  • 37. Next Steps – Stage 2 Research October 2012 – April 20131. Existing Tablet SchoolsSchools using one-to-one tablets since September 2011Honywood, Essex (iPad)Wallace High, Belfast (iPad)Longfield Academy, Kent (iPad)Cramlington Learning College, Northumberland (Samsung) Evaluation: Interviews with leadership 1 year on Focus groups with Teachers, Parents, Pupils Ethnographic observation of subject classes 37

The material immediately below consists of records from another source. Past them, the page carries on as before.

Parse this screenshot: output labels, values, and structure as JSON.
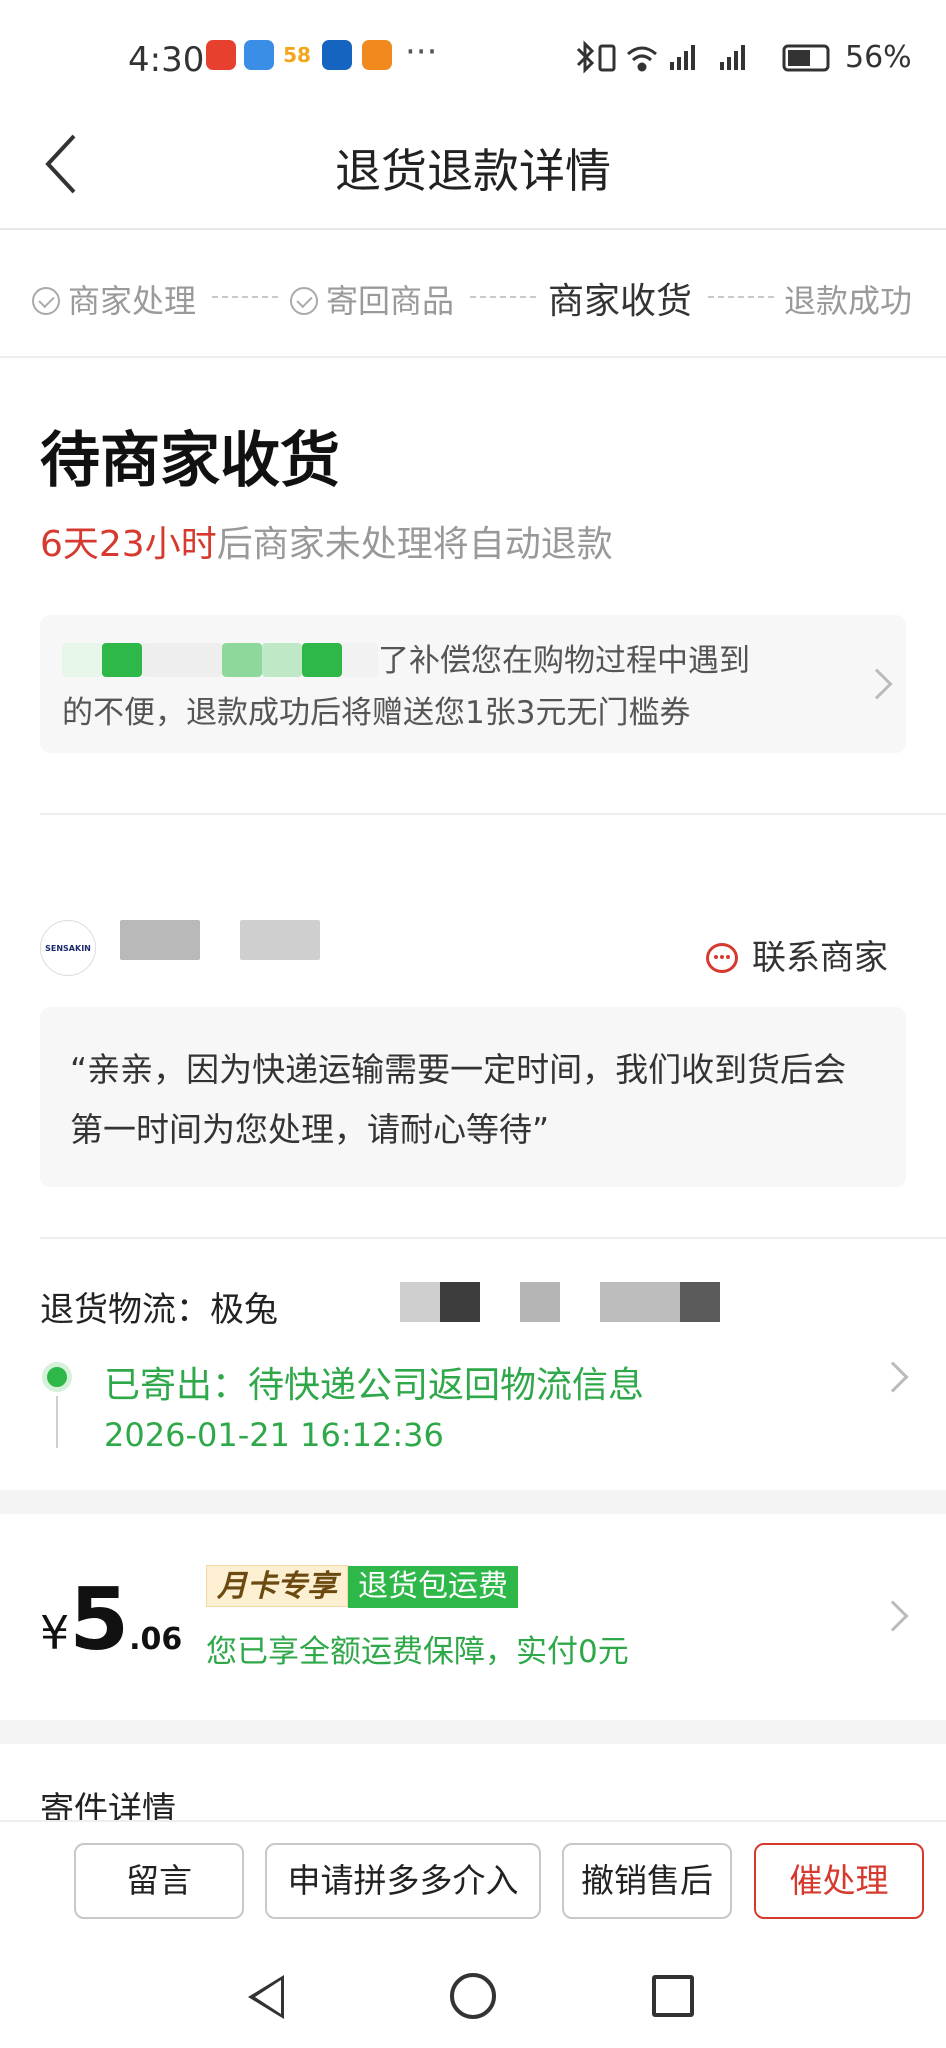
{
  "status_bar": {
    "time": "4:30",
    "app_icons": [
      {
        "name": "pinduoduo-icon",
        "color": "#e8402f"
      },
      {
        "name": "cloud-icon",
        "color": "#3a8ee6"
      },
      {
        "name": "58-icon",
        "color": "#f2a619",
        "label": "58"
      },
      {
        "name": "robot-app-icon",
        "color": "#1565c0"
      },
      {
        "name": "video-app-icon",
        "color": "#f08a1e"
      }
    ],
    "more": "···",
    "battery": "56%"
  },
  "header": {
    "title": "退货退款详情"
  },
  "steps": [
    {
      "label": "商家处理",
      "done": true
    },
    {
      "label": "寄回商品",
      "done": true
    },
    {
      "label": "商家收货",
      "active": true
    },
    {
      "label": "退款成功"
    }
  ],
  "status": {
    "title": "待商家收货",
    "countdown": "6天23小时",
    "countdown_suffix": "后商家未处理将自动退款"
  },
  "coupon": {
    "text_line1": "了补偿您在购物过程中遇到",
    "text_line2": "的不便，退款成功后将赠送您1张3元无门槛券"
  },
  "merchant": {
    "avatar_text": "SENSAKIN",
    "contact_label": "联系商家",
    "quote": "“亲亲，因为快递运输需要一定时间，我们收到货后会第一时间为您处理，请耐心等待”"
  },
  "logistics": {
    "label": "退货物流：",
    "carrier": "极兔",
    "status": "已寄出：待快递公司返回物流信息",
    "time": "2026-01-21 16:12:36"
  },
  "price": {
    "currency": "¥",
    "integer": "5",
    "decimal": ".06",
    "badge_left": "月卡专享",
    "badge_right": "退货包运费",
    "note": "您已享全额运费保障，实付0元"
  },
  "shipping_detail": {
    "label": "寄件详情"
  },
  "actions": {
    "message": "留言",
    "appeal": "申请拼多多介入",
    "cancel": "撤销售后",
    "urge": "催处理"
  },
  "colors": {
    "accent_red": "#d63a2f",
    "success_green": "#2fa84a"
  }
}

  • 38. Next Steps – Stage 2 Research October 2012 – April 20132. Non-iPad Schools – Year 7Stakeholder supported – January 2013Greenford, Ealing (Sony – supplied by CPW)Alec Hunter, Braintree (Acer and Samsung – supported byMicrosoft)Dixons Academy, Bradford (Samsung – supplied by Dixons) Evaluation: Questionnaire measuring attitudes of Teachers, Pupils, and Parents pre and post-introduction In-depth interviews with Leadership Teams Focus groups with Teachers, Parents, Pupils Ethnographic observation of subject classes 38
  • 39. Next Steps – Stage 2 Research October 2012 – April 20133. Additional SchoolsIntroducing one-to-one tablets in current yearEssa Academy, Bolton – 1-2-1 iPod Touch since 2009 –introducing iPad 3 last termUCL Academy, Swiss Cottage – brand new school – moved intonew building in January – assessing introduction of one-to-onedevices Evaluation: Observation of introduction (Year 7) and interview with Parents, pupils and teachers In-depth interviews with Leadership Teams and ethnographic observation Monitoring process of decision-making (UCL) 39
  • 40. Stage 2 Research and Pedagogy – 9 Schools Mix of rural, suburban, urban schools Spread across the UK Mix of tablet devices Focus on Year 7 Qualitative and quantitative research Academic Advisors: • Professor David Buckingham, Professor of Communication and Media Studies, Loughborough University • Professor Colleen McLaughlin, Professor of Education, University of Sussex and University of Cambridge 40
  • 41. Pedagogy 41
  • 42. Pedagogy and Tablets Self-led Co-create Collaborative 42
  • 43. Self-led Learning Independent thinking is encouraged by schools – tablet appears to enhance this Problem solving is something that pupils are able to do for themselves The autonomy that accompanies self-led learning is observed to create opportunities for creative thinking – apps such as ‘Mind Maps’ assists this process There appears in turn to be a cross subject way of thinking that is emerging from this process of self-led learning Freedom to learn in their own way at their own pace appeared to increase engagement 43
  • 44. Co-creating Children are working autonomously but co-creation is also an important factor in tablet learning Sharing information, resource, apps and websites prompts discussion, questioning and decision-making skills – children learn to create material, resource and content by sharing their research – ‘show and tell’ Tablets used as an important means to capture information, creativity and learning – capturing the moment – allowing this to be stored and re-visited – sometimes out of school- also good for revising But individual workbooks and worksheets still used to complete tasks 44
  • 45. Collaboration Linked to co-creation, collaboration extends beyond the class environment Pupils link up in lessons and at home – information, ideas, comments are exchanged so that work is seen as a joint effort rather than an individual task Collaboration between pupil groups and teacher also is observed – teachers extending the lesson beyond the classroom and responding to pupils’ work in a creative and interactive way Collaboration also observed between teacher – parent, and pupil – parent – sharing a child’s progress, good and bad, enhances parent – school relations But parents can feel uncomfortable about this involvement – especially as the curriculum can be alien 45
  • 46. Family Kids and Youth Dr Barbie Clarke barbie@kidsandyouth.com +44 (0)1923 858438 +44 (0)7802 216 317 www.kidsandyouth.com 46